• _Problem requirements_: From the data below, copy out every line in which the word "true" occurs.

[Items from an interface collection]
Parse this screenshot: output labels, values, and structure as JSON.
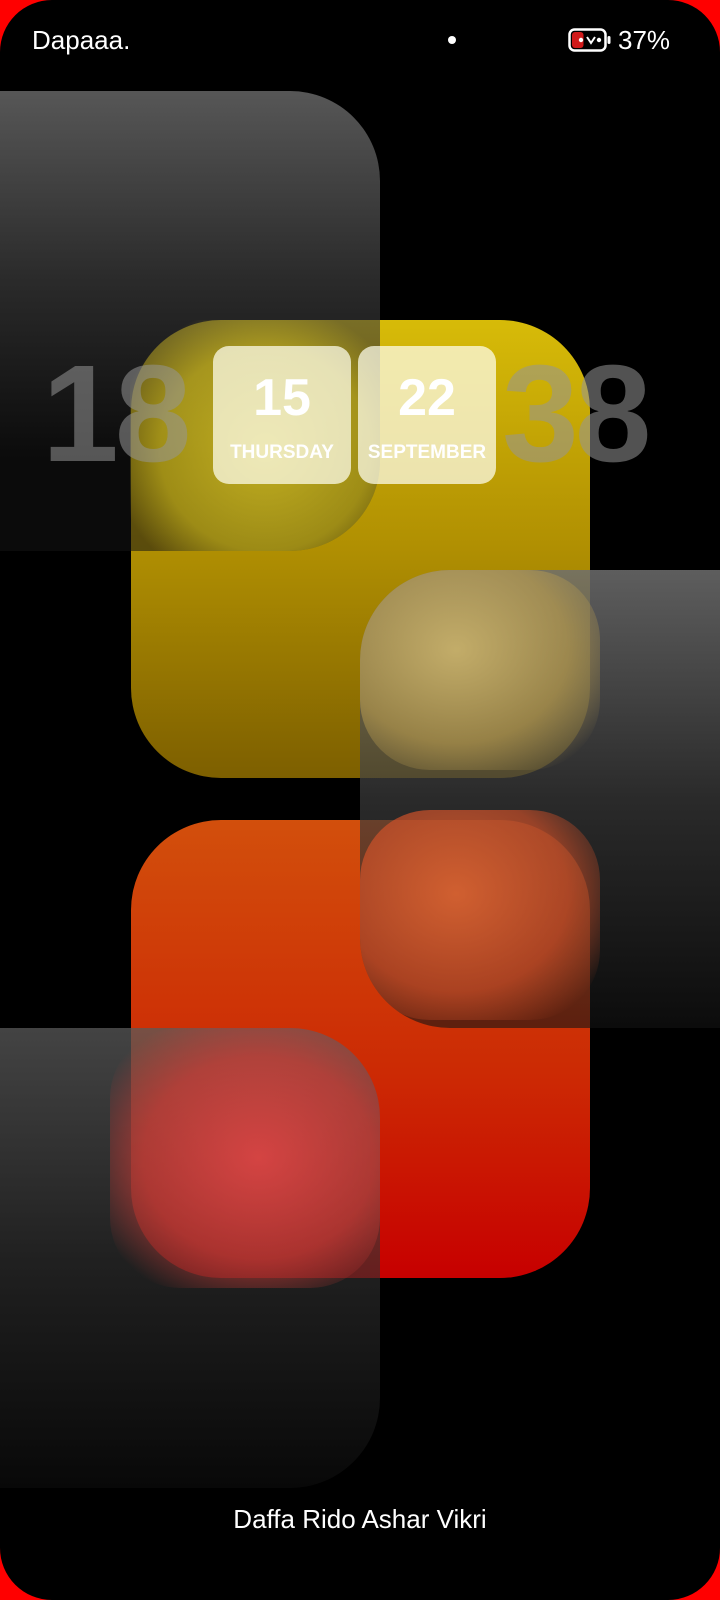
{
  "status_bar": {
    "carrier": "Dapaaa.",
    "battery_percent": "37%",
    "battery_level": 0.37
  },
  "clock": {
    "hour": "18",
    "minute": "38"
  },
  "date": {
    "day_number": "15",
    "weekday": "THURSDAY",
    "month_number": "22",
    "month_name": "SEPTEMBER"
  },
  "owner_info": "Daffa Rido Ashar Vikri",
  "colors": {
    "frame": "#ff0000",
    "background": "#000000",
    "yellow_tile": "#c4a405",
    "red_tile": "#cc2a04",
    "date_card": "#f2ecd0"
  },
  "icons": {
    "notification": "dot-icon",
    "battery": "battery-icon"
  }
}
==
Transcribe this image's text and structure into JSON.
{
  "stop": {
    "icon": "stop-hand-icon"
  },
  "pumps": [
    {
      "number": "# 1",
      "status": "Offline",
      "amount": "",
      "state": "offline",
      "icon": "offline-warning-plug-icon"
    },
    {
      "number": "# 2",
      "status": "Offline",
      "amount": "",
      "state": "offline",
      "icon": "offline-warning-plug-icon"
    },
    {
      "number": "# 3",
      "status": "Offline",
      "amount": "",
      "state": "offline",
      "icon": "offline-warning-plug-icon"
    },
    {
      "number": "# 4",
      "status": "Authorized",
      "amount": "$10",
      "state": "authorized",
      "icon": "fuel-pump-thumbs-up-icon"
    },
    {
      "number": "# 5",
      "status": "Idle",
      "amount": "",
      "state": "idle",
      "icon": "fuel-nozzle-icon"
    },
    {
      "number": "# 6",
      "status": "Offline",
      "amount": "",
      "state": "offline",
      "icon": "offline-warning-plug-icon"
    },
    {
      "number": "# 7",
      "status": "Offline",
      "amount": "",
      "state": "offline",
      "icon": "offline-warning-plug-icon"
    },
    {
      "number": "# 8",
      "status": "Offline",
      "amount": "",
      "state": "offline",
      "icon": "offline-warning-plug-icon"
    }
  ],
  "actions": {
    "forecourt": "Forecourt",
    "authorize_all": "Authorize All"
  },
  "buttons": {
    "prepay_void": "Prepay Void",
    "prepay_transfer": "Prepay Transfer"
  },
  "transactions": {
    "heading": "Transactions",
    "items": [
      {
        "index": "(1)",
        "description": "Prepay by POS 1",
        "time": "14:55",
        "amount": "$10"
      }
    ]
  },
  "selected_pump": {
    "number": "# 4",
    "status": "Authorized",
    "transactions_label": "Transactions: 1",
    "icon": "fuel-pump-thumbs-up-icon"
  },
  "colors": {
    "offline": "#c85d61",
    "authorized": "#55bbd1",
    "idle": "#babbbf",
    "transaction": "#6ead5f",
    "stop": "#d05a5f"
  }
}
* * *
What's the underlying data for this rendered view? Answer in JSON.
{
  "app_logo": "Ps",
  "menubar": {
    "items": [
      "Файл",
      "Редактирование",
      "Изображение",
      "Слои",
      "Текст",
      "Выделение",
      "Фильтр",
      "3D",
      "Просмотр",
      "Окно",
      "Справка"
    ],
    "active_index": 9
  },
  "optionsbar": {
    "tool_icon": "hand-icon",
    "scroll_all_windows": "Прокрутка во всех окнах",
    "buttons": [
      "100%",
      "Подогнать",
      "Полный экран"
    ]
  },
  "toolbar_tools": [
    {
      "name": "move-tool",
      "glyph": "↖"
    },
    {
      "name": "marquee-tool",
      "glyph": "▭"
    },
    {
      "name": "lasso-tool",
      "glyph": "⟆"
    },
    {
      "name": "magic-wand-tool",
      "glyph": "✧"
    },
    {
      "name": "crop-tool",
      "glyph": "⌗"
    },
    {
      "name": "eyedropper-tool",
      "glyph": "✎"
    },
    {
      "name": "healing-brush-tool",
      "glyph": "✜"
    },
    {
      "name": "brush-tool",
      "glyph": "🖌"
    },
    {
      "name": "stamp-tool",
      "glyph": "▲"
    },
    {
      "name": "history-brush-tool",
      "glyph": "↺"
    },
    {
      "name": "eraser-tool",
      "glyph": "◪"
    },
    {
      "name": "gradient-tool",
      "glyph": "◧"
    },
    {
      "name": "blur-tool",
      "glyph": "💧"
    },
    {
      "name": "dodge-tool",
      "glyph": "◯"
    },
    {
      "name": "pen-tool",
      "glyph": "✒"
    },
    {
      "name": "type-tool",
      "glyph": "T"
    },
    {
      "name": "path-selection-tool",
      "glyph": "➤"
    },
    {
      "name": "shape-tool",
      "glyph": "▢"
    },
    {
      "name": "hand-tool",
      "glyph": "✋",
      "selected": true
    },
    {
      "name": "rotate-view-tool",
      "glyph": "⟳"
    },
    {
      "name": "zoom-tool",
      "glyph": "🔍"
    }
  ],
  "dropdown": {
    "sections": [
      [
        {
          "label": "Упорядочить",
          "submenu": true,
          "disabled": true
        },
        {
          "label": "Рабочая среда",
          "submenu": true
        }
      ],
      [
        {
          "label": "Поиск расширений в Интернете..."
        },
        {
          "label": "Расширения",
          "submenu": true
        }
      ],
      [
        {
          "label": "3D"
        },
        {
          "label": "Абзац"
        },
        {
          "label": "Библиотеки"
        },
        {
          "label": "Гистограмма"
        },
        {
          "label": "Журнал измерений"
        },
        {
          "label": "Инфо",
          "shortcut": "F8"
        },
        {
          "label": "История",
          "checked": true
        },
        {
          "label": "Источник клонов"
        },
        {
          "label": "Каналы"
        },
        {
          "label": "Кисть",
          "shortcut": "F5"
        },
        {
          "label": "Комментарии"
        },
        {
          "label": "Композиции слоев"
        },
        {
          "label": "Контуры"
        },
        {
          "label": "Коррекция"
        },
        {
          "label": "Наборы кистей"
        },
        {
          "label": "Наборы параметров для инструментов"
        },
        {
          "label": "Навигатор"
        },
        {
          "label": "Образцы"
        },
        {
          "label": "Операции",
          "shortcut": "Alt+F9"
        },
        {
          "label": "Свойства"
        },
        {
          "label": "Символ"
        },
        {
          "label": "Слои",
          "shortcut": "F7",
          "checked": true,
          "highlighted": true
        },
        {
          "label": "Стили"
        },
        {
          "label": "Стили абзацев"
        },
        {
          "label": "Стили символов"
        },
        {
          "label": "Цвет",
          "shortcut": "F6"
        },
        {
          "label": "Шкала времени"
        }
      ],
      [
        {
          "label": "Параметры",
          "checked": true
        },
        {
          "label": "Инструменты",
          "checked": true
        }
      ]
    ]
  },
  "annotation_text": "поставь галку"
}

• _Finished task_:
      "selected": true
          "submenu": true,
          "disabled": true
          "submenu": true
          "submenu": true
          "checked": true
          "checked": true,
          "highlighted": true
          "checked": true
          "checked": true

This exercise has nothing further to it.